Al is not a small lad. I adjusted my spring pre-load to the max 25, wishing for maybe 40. I could feel the weight behind me as we rode back through town but it didn't become an issue until we pulled into the parking lot. Riders very often don't have the best passenger instincts. When the bike stops, don't shift your weight to one side to try to get a foot on the ground. I almost lost it one way and then the other. Brother P. Nutt George stepped in to help keep the bike upright. This, of course, painted a bullseye on both of us. It didn't help that Celine Dion was singing My Heart Will Go On over the bike stereo as we pulled in.
There were 29 of us and two walk-in folks from Kansas City when the show started at 7:30 sharp. The brothers opened with Willie. Then they (Randall particularly) interacted with some of the audience members. Al and I were near the top of the list (I was either cue-ball due to my very short hair or Gold Wing). A quartet of guys including both of us and Southern Draw were drafted to sing the refrain from Momma, Don't Let Your Babies Grow Up To Be Cowboys. I actually enjoyed that. There was some dancing and more group participation. Because Ponytail won't sing Julio Iglesias, they drafted a few guys to sing his part in To All The Girls I Loved Before. These included Al, Jason, Southern Draw, Sherm and 'Chicken Legs' Lanny.
I think everyone enjoyed the show. I know we did. My only personal disappointment was that Leslie 'Girl' Wright wasn't there.
We rode back to the motel and spent the evening hanging out in the parking lot.
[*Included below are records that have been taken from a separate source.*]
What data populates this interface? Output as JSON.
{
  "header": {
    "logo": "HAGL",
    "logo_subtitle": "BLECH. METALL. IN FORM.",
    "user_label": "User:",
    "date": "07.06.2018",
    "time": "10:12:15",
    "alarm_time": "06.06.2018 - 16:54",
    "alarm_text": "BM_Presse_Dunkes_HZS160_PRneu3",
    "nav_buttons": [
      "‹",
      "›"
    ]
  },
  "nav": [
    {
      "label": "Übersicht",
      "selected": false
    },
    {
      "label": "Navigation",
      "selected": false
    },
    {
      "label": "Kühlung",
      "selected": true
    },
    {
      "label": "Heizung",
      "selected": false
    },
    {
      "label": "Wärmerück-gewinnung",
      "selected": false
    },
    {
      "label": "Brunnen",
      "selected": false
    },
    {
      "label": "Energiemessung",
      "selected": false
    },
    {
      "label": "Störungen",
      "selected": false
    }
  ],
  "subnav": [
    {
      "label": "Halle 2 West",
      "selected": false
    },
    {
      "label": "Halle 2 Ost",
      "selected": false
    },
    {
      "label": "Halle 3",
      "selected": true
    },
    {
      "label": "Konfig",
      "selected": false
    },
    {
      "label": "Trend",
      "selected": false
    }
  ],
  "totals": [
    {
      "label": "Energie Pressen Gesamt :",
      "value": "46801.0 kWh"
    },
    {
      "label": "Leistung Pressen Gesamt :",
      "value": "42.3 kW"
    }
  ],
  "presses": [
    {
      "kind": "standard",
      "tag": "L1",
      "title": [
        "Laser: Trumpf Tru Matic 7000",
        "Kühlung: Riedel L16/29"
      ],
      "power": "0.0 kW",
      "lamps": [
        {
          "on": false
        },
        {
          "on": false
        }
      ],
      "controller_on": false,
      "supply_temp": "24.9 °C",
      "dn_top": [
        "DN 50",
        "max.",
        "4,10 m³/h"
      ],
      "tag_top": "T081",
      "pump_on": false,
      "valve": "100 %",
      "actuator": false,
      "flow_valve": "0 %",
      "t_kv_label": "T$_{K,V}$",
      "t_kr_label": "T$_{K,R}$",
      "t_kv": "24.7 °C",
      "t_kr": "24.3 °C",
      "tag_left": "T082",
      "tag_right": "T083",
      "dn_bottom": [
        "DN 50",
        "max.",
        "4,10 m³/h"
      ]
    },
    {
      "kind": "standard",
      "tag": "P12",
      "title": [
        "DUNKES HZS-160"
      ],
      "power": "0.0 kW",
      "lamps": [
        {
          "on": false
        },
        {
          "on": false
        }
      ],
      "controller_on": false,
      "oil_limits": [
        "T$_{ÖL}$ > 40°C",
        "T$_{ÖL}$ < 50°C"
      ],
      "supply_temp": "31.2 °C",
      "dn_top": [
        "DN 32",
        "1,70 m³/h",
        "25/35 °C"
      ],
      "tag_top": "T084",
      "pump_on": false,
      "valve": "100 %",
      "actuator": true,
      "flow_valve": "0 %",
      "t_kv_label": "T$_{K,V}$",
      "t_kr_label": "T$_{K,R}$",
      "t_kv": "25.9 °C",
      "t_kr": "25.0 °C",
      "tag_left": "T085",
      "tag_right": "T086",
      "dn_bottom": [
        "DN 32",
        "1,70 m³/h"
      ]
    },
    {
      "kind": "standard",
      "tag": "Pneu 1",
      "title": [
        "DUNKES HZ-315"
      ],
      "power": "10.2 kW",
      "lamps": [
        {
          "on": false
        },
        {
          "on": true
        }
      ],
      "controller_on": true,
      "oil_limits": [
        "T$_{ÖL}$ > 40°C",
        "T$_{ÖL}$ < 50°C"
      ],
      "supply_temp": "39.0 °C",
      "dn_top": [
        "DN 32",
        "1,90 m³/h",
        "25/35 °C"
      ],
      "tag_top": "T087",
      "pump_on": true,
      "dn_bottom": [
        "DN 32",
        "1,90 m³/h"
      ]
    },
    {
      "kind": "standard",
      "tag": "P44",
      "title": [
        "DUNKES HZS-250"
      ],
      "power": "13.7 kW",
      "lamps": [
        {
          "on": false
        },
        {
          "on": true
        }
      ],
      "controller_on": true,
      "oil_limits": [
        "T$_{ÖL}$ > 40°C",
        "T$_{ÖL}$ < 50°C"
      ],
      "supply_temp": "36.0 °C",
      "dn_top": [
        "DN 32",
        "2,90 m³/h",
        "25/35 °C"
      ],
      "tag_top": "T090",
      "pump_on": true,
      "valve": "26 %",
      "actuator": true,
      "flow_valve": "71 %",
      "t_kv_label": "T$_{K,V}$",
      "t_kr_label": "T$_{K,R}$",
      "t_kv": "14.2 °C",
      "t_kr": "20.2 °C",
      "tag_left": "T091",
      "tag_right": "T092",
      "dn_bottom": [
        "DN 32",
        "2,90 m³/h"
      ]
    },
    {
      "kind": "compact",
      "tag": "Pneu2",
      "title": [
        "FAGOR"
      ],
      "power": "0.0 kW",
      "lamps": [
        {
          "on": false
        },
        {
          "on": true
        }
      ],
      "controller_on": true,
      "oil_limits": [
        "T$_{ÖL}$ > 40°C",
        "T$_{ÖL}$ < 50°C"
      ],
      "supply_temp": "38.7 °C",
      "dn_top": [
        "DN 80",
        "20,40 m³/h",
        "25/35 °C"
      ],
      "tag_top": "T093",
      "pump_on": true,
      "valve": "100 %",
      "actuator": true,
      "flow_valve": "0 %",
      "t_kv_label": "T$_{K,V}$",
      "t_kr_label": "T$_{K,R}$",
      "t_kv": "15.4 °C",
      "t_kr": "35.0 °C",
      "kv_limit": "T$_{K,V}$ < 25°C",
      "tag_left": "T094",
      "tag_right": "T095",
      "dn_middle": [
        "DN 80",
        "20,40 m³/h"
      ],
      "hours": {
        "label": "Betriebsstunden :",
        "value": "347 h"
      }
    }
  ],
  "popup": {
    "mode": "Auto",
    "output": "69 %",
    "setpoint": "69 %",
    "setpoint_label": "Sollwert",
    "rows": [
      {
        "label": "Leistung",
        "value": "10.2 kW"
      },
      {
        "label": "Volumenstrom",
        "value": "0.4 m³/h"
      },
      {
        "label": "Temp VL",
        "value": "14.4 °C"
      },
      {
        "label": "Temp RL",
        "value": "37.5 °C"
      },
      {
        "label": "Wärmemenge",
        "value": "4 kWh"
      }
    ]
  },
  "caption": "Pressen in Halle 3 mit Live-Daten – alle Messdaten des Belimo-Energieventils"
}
Sandy and I didn't get to bed until nearly midnight, way late for us these days.
Today's Route (96 motorcycle miles):